The costs are easier to delineate. There is a large public relations component to this meeting, and that component has taken on a bigger dimension in recent years. In the past, a lot more of Valdai was off the record, including the sessions attended by Putin himself. Now everything is televised. Longtime attendees tell me that it also used to be more introspective; in the past, many of the panels covered Russia itself. Now most of the conference is outward-looking, discussing everyone else’s problems. Russia Today (RT) is interviewing every American they can find, including me in a few days. There is an obvious risk that participation confers greater legitimacy on a government that has been accused of some less-than-legitimate activities as of late.
The benefits are harder to specify. In part, this is because some of the value-added accrues only to me and not to thee. Last night I somehow found myself sharing a healthy amount of food and drink with some former G-20 policy principals. Priceless anecdotes about former heads of state were shared, as were some interesting observations about the prospect of great power politics following the U.S. election. But I can’t provide any more specifics than that because it was all off the record. Indeed, I feel cheap even teasing you about it.
One possible public good to proffer is the one David Rothkopf has used to justify the continuation of Davos:
[T]his meeting is the target of criticism for a reason. It is the granddaddy of the world’s big high-level conferences, and it has an important role to play in the world. People watch it closely; it attracts the skeptical views it draws precisely because it actually makes a difference, whether it is regarding how a leader or policy initiative is viewed by markets or how a particular threat (from climate to regional unrest) might be assessed or addressed.

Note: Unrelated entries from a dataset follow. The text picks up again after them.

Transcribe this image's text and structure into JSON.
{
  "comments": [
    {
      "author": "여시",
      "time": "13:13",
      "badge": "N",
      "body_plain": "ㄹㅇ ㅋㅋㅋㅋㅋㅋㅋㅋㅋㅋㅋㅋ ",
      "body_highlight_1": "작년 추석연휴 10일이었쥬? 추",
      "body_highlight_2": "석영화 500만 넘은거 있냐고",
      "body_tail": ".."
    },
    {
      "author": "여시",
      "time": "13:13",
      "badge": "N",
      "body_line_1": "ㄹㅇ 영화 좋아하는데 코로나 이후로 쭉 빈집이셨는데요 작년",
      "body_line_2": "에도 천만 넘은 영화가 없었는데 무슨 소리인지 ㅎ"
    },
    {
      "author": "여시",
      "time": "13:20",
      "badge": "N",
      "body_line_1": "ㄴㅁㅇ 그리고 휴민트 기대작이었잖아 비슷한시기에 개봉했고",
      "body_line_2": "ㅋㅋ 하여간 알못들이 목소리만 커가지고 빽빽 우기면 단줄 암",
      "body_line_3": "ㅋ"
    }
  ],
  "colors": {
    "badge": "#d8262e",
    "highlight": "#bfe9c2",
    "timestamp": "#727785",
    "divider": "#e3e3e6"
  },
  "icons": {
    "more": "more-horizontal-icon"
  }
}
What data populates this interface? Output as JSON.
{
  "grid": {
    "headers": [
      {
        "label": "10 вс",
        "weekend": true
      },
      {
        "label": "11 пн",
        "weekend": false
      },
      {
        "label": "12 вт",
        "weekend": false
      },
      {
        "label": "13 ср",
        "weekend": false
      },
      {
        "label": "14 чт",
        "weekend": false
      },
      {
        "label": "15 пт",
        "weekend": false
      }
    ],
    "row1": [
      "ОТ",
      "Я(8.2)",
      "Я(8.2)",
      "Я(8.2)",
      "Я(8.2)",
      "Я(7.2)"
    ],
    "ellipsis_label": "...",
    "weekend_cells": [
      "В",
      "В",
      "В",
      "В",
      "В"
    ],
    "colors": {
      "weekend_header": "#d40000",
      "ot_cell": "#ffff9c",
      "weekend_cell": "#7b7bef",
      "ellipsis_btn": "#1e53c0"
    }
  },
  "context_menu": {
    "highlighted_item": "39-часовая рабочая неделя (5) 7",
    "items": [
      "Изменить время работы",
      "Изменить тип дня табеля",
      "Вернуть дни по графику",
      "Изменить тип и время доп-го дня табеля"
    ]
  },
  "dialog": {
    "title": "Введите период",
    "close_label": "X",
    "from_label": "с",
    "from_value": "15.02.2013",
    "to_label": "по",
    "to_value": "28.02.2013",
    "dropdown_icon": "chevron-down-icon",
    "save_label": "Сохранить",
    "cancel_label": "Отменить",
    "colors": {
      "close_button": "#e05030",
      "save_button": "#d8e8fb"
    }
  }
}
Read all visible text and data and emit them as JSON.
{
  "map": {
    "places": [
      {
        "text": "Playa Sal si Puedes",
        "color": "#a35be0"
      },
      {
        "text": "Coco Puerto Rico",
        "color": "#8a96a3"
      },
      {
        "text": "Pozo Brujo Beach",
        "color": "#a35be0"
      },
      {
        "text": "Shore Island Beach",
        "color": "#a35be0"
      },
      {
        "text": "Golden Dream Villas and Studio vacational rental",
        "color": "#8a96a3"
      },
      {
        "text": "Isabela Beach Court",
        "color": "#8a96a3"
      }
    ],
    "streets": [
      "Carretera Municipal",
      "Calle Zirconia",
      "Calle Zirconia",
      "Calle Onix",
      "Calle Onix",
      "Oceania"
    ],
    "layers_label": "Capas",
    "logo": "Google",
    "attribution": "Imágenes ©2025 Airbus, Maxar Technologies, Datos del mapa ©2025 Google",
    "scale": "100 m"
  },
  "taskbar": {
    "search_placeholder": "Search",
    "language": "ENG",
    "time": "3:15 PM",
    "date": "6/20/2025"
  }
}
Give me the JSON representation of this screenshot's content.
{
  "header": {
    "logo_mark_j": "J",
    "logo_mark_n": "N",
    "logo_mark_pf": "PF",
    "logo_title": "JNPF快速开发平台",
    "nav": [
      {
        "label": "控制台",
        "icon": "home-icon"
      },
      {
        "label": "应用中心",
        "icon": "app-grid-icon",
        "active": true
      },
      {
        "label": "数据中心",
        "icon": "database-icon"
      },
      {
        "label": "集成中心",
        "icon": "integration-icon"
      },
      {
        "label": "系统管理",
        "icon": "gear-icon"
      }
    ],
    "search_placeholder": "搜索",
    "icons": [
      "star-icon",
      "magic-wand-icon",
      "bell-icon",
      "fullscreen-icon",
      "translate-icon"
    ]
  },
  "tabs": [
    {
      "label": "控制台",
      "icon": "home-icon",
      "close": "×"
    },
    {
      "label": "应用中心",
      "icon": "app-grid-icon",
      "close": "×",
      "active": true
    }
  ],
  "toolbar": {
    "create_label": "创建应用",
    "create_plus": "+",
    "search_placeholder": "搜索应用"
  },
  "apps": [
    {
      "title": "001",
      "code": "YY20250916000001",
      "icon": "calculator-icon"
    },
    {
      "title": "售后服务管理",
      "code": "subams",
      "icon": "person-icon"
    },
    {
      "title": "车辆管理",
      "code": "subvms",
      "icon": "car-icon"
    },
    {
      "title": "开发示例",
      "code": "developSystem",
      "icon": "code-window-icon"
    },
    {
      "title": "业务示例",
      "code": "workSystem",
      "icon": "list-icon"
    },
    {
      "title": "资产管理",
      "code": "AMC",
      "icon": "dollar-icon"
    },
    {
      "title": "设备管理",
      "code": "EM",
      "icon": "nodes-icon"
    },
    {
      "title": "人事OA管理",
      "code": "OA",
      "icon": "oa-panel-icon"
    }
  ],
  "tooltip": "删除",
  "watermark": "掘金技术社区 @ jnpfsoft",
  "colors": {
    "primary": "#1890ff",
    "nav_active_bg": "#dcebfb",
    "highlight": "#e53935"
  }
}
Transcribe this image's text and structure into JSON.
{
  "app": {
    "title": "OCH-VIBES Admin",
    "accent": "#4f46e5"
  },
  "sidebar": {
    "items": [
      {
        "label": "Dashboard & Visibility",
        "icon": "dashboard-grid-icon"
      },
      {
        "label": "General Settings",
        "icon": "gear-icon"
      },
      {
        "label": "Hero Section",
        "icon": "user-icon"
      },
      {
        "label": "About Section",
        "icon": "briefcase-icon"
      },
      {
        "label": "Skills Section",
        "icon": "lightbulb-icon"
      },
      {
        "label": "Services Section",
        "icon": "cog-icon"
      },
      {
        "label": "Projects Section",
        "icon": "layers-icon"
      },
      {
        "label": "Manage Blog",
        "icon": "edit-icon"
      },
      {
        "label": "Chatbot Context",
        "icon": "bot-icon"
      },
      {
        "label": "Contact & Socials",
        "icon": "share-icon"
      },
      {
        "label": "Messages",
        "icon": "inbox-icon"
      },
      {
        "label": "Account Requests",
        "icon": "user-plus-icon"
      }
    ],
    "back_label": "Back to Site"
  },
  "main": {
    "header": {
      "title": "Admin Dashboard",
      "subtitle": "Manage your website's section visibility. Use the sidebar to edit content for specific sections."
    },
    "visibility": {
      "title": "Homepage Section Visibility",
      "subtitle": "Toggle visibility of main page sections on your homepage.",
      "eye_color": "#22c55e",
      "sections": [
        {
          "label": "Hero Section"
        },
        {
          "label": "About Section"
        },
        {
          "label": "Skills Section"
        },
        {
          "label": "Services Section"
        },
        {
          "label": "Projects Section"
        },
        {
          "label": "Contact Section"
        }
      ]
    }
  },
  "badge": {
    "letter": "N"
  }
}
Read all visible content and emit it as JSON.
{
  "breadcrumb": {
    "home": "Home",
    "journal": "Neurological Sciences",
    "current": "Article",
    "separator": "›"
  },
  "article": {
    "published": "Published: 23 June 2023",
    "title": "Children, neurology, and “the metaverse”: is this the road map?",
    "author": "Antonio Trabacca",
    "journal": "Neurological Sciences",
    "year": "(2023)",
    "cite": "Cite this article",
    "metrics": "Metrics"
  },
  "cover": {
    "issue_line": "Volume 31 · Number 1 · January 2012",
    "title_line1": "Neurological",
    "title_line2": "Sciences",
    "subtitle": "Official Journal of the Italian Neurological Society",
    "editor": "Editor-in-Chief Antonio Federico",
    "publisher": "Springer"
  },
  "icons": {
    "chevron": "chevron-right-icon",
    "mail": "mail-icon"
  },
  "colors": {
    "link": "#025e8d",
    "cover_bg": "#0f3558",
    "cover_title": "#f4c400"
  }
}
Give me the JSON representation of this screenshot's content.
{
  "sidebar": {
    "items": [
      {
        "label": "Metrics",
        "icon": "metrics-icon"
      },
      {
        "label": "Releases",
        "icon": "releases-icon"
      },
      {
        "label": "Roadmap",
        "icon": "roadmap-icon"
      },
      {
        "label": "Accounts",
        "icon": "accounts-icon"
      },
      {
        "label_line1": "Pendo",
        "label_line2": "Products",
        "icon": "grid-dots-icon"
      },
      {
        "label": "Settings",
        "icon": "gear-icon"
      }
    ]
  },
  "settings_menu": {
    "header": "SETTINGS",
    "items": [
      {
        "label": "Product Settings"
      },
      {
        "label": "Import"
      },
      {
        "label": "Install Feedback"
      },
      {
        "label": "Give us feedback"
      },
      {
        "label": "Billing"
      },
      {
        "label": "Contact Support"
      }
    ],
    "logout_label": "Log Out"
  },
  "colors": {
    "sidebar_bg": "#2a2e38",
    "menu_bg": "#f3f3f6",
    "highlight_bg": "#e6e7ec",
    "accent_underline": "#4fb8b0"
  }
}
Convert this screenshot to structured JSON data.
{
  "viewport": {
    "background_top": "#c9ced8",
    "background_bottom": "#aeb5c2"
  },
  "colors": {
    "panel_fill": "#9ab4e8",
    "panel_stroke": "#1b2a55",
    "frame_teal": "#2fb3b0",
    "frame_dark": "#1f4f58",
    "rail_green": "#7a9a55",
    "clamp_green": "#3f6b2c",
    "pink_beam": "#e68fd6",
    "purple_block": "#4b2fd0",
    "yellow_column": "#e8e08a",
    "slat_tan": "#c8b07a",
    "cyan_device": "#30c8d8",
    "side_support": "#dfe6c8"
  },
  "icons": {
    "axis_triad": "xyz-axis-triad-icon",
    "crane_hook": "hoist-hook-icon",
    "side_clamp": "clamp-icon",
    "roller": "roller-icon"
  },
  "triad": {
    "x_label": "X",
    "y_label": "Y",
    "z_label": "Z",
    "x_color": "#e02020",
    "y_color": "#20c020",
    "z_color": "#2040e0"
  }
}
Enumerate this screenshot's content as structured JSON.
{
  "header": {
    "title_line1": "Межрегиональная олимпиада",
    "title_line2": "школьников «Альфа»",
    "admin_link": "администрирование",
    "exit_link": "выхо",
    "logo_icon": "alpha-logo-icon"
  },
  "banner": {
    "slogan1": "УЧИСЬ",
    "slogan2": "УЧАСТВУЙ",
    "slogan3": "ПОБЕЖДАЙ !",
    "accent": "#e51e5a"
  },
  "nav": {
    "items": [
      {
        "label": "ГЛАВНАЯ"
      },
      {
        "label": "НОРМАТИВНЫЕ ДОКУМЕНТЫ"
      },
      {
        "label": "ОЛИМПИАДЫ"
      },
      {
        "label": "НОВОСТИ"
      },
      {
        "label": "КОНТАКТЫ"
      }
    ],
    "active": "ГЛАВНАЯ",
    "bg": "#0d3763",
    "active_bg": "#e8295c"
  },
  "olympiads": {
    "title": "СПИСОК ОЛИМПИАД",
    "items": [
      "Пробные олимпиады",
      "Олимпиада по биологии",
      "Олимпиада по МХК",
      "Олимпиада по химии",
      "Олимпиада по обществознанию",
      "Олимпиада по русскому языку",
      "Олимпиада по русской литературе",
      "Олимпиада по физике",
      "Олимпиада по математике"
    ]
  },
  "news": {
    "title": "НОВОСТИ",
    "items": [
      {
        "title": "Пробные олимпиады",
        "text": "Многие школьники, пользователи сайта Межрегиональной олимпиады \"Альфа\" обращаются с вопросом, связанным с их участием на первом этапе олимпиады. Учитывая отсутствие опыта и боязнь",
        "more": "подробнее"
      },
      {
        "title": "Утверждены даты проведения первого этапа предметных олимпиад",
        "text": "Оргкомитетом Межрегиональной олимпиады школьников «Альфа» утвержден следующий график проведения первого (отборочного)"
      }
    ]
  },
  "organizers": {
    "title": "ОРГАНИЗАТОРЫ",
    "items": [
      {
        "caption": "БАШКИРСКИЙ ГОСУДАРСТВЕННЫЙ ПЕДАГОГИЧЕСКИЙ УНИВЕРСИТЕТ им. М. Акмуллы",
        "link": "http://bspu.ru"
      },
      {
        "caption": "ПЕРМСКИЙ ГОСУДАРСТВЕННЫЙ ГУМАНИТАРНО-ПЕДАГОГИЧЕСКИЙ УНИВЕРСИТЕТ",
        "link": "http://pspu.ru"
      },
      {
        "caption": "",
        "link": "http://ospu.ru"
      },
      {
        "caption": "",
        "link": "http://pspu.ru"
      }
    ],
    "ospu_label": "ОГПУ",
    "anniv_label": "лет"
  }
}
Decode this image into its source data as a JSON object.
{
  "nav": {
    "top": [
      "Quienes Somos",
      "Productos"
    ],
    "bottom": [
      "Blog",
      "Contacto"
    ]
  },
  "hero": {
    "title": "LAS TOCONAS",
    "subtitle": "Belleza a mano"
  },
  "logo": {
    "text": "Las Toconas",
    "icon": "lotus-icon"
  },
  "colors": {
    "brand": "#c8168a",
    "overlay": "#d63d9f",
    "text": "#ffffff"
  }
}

Valdai matters because it is the highest-profile Russian equivalent to Davos (minus the corporate presence). What Vladimir Putin or Sergei Lavrov or Alexei Kudrin says here is worth observing. For close Russia-watchers — and most of the American attendees fall into that category — observing Valdai is like a physician doing a routine check-up of a patient. The interest is in the year-to-year changes in the official rhetoric, as well as what is said during the coffee breaks.
I am not a close Russia-watcher. Even for generalists such as myself, however, there can be value in listening to official boilerplate. There is even greater value in learning how one’s priors about a country might not match up with what is actually happening in that country. I’ve been genuinely surprised at the free-flowing nature of the conversations here on some very sensitive foreign policy questions. None of this will change official policy — but it is good to hear the thinking behind such policies, as well as the acknowledgment of costs as well as benefits.
As I have noted in the past, sharing a stage with people you disagree with is a good thing so long as you can express that disagreement openly. I have been able to do that here at Valdai. I was asked to envision a world in which the USSR didn’t collapse, because that was “the greatest geopolitical catastrophe of the 20th century,” according to the program. I took great pains to point out the myriad ways that statement was wrong. Mission accomplished.
My attendance at Valdai comes with a few costs. But the benefits are real as well.